According to Frantz Fanon, the psychological and social-political are deeply intertwined in the colonial context. Psychologically, the colonizers perceive the colonized as inferior and the colonized internalize this in an inferiority complex. This psychological reality is co-constitutive of and by material relations of power—the imaginary of inferiority both creates and is created by colonial relations of power. It is also in this context that violence takes on significant political import: violence deployed by the colonized to rebel against these colonial relations (...) and enact a different world will also be violent in its fundamental disruption of this imaginary. The ethics of care, on the other hand, does not seem to sit well with violence, and thus Fanon’s political theory more generally. Care ethics is concerned with everything we do to maintain and repair our worlds as well as reasonably possible. Violence, which ruptures our psycho-affective, material, and social-political realities, seems antithetical to this task. This article seeks to reconsider this apparent antinomy between violence and care via a dialogue between Fanon and the ethics of care.

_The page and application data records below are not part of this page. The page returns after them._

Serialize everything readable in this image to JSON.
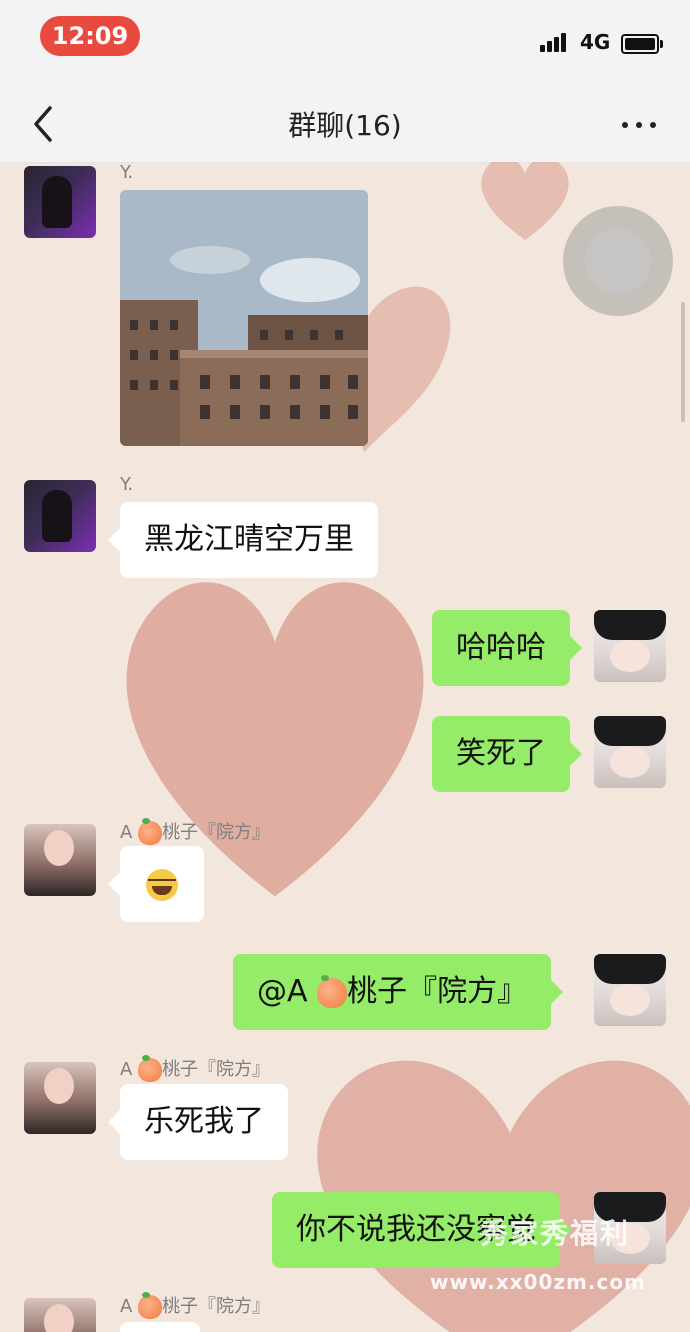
{
  "status_bar": {
    "time": "12:09",
    "network": "4G"
  },
  "nav": {
    "title": "群聊(16)"
  },
  "messages": [
    {
      "sender": "Y.",
      "type": "image",
      "side": "left"
    },
    {
      "sender": "Y.",
      "type": "text",
      "side": "left",
      "text": "黑龙江晴空万里"
    },
    {
      "sender": "",
      "type": "text",
      "side": "right",
      "text": "哈哈哈"
    },
    {
      "sender": "",
      "type": "text",
      "side": "right",
      "text": "笑死了"
    },
    {
      "sender_prefix": "A",
      "sender_suffix": "桃子『院方』",
      "type": "emoji",
      "side": "left",
      "emoji": "face-with-tears-of-joy"
    },
    {
      "sender": "",
      "type": "text",
      "side": "right",
      "text_prefix": "@A",
      "text_suffix": "桃子『院方』"
    },
    {
      "sender_prefix": "A",
      "sender_suffix": "桃子『院方』",
      "type": "text",
      "side": "left",
      "text": "乐死我了"
    },
    {
      "sender": "",
      "type": "text",
      "side": "right",
      "text": "你不说我还没察觉"
    },
    {
      "sender_prefix": "A",
      "sender_suffix": "桃子『院方』",
      "type": "text",
      "side": "left"
    }
  ],
  "watermark": {
    "line1": "秀家秀福利",
    "line2": "www.xx00zm.com"
  },
  "colors": {
    "time_pill": "#e84a3f",
    "bubble_me": "#95ec69",
    "bubble_other": "#ffffff",
    "background": "#f3e6dc",
    "heart": "#d99a8e"
  }
}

In so doing, this article mobilizes a relational conceptualization of violence that allows for the possibility that certain violences may, in fact, be justifiable from a care ethics perspective. At the same time, I contend that violence in any form will also eventually demand a caring response. Ultimately, this productive reading of Fanon’s political theory and the ethics of care encourages both postcolonial philosophers and care ethicists alike to examine critically the relation between violence and care, and the ways in which we cannot a priori draw lines between the two. (shrink)
From Geoffrey A. Moore, author of Crossing the Chasm, which has sold more than 1 million copies, The Infinite Staircase is a bold new book that combines science and philosophy to answer two fundamental questions for humanity: the metaphysical "where do I fit in the grand scheme of things?" and the ethical "how should I behave?".
Anyone who has pondered the limitlessness of space and time, or the endlessness of numbers, or the perfection of God will recognize the special fascination of this question. Adrian Moore's historical study of the infinite covers all its aspects, from the mathematical to the mystical.